INTRODUCTION Research Background
Mobility is one of the key factors which businesses thrive. Businesses that embrace the idea of mobile information society will re- invent themselves as real time organizations, where access and interaction can be instant. New brands, partnerships and customer loyalties are on the rise thanks to the growing number of mobile terminals. It is estimated that by the end of 2012 there will be over 10 billion mobile phones subscribers in the world and this is an evidence of their increased role in business both to the customers and to the companies. Three major segments that can substantially benefit from anywhere and have anytime access to information and services with the use of mobile phones are financial services, health care industry and corporations with a mobile workforce.
Tightening competition, globalization and changes in customer behavior present new challenges to many service organizations. Combined with advances in technology, they have put several industries into round-the-clock operations. Financial institutions are no exception their distribution systems and customer interfaces has gone through major changes by innovatively combining mobile technology with other distribution channels, financial service providers can establish closer, more profitable and more stable customer relationships.

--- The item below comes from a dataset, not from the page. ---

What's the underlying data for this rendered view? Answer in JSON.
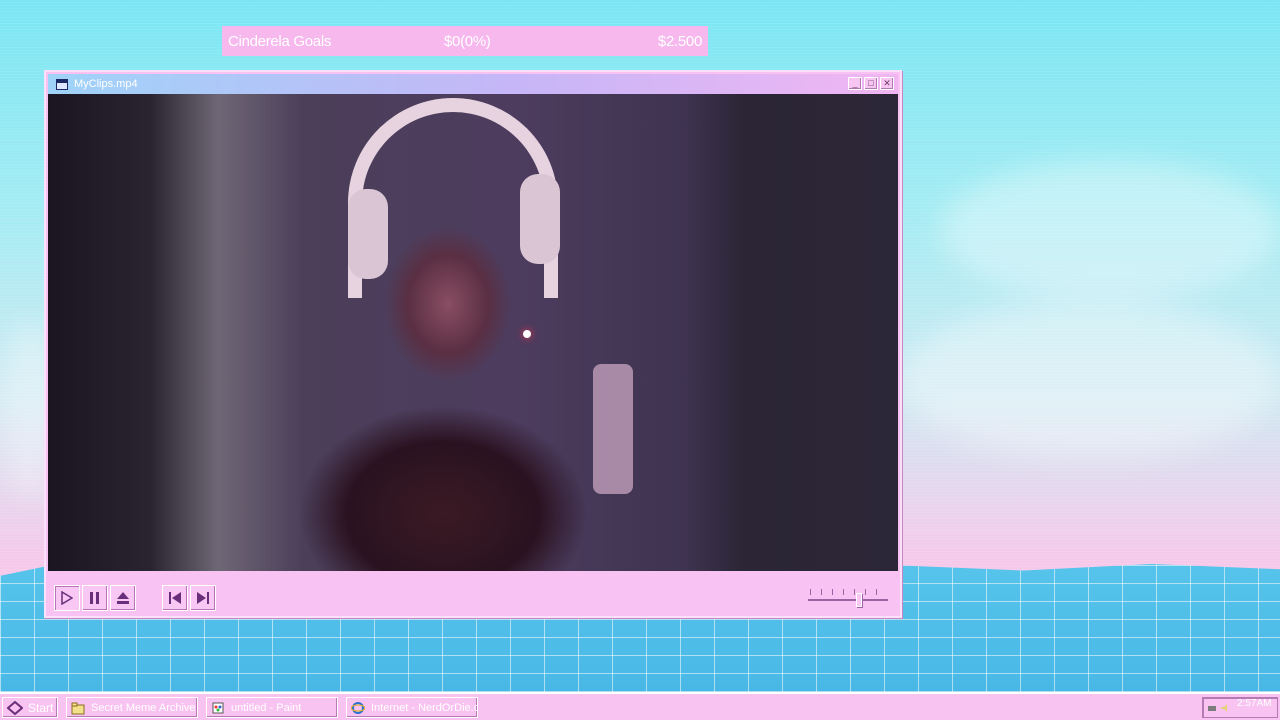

It is important at this juncture to trace the genesis of mobile banking in Kenya. In 2005, a development agency requested for proposals from interested parties on cost effective ways of deepening Kenya’s financial sector through enhanced access to financial services and products. Safaricom, a mobile service provider in collaboration with Vodafone UK, one regulated commercial bank and two microfinance institutions submitted a proposal based on the use of mobile phones to transfer money.
The development agency found the proposal to be successful and a pilot of the mobile money transfer system was conducted in 2005/6. Before the pilot run, the regulated commercial bank requested the central bank for a go-ahead. The central bank agreed to the pilot run after discussions with the concerned commercial bank and the central bank was then approached in August 2006 to March 2007 when it was launched. The diligence focused on the requisite legal and regulatory framework, product/customer/agent security. However the principle concern of CBK related to the need for enabling legal and regulatory framework for mobile banking to protect the interests of consumer and ensure sustainability of the product and enabling regulatory framework.
Mpesa has become one of the most popular money transfers which have taken Kenya to another level. It has been a good competitor to companies like western union and has pushed others like Posta out of the market completely. Kenyan people have embraced this new technology as they find it cheap and very convenient for them especially people who live far away from towns and have no access to banks. To call Mpesa a success would be an understatement.
It has forced other financial institutions to follow suit in mobile banking. Financial service providers across the countries are estimated to have a total of up to 2 million accounts while Mpesa has 16 million accounts, which is 8 times more than the commercial banks. This made them see the need to provide the mobile banking service.
For financial service providers, the mobile phone has introduced a new channel to reach customers one that is personal, easy to use, secure, location and time independent. Bank branches are becoming increasingly expensive to operate and establish self service solutions, such as ATMs and internet banking cannot provide competitive efficiency to satisfy the needs of the new generation of customers who want to do...